Please give the number of lines in the material below that contain "enter", and provide nothing besides that number.
Top of Data for processing
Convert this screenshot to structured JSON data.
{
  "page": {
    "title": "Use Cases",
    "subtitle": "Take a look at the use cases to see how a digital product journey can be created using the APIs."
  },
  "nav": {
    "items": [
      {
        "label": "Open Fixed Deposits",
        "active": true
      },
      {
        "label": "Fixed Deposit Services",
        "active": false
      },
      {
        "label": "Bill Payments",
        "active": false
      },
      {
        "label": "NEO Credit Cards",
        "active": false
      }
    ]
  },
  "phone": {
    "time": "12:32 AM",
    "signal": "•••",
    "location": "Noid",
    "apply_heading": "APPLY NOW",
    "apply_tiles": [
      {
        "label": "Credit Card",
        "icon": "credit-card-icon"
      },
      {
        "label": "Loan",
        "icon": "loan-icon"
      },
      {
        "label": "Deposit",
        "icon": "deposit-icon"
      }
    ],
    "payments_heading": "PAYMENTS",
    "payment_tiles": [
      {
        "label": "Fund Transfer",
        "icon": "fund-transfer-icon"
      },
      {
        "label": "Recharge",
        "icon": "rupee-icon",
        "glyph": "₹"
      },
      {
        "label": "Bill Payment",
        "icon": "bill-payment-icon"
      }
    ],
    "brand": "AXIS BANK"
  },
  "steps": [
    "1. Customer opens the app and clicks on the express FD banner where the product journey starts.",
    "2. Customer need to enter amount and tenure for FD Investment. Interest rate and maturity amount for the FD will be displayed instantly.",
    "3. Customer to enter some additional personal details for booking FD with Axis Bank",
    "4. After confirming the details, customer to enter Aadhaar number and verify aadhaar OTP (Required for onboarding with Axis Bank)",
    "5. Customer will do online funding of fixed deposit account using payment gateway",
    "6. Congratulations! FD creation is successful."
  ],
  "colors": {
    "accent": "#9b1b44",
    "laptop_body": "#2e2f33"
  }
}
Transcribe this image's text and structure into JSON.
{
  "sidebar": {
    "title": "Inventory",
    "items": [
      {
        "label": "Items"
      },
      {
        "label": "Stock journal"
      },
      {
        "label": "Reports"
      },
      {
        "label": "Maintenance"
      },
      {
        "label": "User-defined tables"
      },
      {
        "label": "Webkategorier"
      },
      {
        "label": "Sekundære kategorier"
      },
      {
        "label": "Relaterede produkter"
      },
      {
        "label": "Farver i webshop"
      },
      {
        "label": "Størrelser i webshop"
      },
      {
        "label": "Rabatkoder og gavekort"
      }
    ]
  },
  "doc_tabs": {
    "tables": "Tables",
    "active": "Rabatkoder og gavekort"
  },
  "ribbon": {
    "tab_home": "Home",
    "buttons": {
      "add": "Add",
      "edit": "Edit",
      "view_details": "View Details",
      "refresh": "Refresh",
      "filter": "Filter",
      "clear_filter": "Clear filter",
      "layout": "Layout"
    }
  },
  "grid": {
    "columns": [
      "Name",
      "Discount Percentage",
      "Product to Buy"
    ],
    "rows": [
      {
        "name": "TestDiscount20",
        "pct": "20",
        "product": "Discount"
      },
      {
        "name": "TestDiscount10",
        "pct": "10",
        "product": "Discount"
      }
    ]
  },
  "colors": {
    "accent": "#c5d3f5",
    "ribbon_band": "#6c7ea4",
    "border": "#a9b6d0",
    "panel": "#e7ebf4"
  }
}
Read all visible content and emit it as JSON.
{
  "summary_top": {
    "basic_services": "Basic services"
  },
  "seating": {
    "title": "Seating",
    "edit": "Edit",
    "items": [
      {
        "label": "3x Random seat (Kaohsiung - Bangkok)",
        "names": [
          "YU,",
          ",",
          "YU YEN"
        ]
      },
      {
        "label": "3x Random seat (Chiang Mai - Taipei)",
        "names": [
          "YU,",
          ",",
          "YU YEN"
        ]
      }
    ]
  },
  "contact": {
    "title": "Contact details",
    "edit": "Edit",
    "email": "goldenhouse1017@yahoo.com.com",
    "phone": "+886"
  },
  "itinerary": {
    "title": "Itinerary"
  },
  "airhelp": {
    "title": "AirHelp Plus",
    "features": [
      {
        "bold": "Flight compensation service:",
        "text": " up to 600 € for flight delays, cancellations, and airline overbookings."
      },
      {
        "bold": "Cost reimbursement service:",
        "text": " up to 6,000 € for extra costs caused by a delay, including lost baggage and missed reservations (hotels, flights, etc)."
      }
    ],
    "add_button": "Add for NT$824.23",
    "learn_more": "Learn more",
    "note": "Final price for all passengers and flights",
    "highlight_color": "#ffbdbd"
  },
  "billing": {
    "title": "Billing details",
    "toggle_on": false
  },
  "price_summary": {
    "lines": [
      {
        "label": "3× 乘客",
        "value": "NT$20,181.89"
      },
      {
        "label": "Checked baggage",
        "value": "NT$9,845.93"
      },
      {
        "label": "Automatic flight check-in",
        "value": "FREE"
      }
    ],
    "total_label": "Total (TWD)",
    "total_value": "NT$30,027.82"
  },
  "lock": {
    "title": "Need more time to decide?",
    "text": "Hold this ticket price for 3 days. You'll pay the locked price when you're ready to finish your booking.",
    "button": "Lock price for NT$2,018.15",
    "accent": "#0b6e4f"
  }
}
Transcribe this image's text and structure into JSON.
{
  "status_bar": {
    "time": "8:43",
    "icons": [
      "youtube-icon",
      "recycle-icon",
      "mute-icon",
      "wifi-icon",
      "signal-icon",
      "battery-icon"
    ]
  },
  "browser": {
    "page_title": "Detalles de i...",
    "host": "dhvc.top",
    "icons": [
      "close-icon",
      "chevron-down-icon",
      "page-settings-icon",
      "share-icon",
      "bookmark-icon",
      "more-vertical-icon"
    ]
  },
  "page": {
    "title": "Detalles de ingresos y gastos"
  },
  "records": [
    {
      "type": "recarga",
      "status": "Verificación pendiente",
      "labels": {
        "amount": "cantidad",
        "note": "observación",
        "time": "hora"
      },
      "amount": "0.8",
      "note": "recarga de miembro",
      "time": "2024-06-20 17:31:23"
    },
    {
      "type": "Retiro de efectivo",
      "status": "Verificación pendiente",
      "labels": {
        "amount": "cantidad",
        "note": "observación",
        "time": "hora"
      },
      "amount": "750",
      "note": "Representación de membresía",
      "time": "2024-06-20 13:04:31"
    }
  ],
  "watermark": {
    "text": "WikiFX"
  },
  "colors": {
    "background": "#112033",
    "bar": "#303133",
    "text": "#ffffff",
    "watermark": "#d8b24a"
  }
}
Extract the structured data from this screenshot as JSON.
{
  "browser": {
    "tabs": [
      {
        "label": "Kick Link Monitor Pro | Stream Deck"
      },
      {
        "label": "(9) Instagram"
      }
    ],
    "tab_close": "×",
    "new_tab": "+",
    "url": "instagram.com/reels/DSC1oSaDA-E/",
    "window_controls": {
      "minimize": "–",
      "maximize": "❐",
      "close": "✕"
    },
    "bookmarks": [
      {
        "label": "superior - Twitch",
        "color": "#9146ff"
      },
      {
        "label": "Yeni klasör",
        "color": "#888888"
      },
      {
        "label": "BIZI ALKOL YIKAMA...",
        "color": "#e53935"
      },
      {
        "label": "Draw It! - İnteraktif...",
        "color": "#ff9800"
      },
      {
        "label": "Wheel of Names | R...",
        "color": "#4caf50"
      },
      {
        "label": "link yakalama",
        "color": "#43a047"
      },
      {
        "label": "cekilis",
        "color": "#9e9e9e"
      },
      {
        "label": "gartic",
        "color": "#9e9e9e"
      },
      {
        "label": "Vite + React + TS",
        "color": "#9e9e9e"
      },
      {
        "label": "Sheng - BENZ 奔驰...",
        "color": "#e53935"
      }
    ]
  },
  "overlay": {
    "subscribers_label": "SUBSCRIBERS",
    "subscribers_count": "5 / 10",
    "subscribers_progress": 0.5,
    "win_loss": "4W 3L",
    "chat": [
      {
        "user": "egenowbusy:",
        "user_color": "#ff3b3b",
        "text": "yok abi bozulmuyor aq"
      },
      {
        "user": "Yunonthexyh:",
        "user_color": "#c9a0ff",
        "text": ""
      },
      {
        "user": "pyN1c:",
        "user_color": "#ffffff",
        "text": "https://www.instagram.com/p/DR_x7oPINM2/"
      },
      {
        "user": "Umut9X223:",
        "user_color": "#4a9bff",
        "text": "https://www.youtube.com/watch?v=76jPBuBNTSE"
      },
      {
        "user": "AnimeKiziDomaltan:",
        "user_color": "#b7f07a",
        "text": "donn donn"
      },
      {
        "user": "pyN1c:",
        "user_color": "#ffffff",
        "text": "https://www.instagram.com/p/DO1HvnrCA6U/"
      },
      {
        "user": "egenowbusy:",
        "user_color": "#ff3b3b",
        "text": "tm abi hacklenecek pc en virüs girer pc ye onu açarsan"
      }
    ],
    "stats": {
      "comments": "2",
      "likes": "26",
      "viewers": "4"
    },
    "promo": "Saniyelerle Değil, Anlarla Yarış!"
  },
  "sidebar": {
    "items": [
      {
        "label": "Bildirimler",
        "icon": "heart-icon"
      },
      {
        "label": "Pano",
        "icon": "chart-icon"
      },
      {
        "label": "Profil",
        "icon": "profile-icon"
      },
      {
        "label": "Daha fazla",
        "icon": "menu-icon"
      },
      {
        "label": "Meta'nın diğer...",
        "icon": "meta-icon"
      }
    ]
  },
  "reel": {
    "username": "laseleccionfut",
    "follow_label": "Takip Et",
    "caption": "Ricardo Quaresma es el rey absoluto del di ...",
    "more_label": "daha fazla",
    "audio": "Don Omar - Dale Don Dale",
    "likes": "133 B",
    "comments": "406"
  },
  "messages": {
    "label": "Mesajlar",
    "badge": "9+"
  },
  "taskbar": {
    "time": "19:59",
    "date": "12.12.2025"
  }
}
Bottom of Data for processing
Response to this task:
3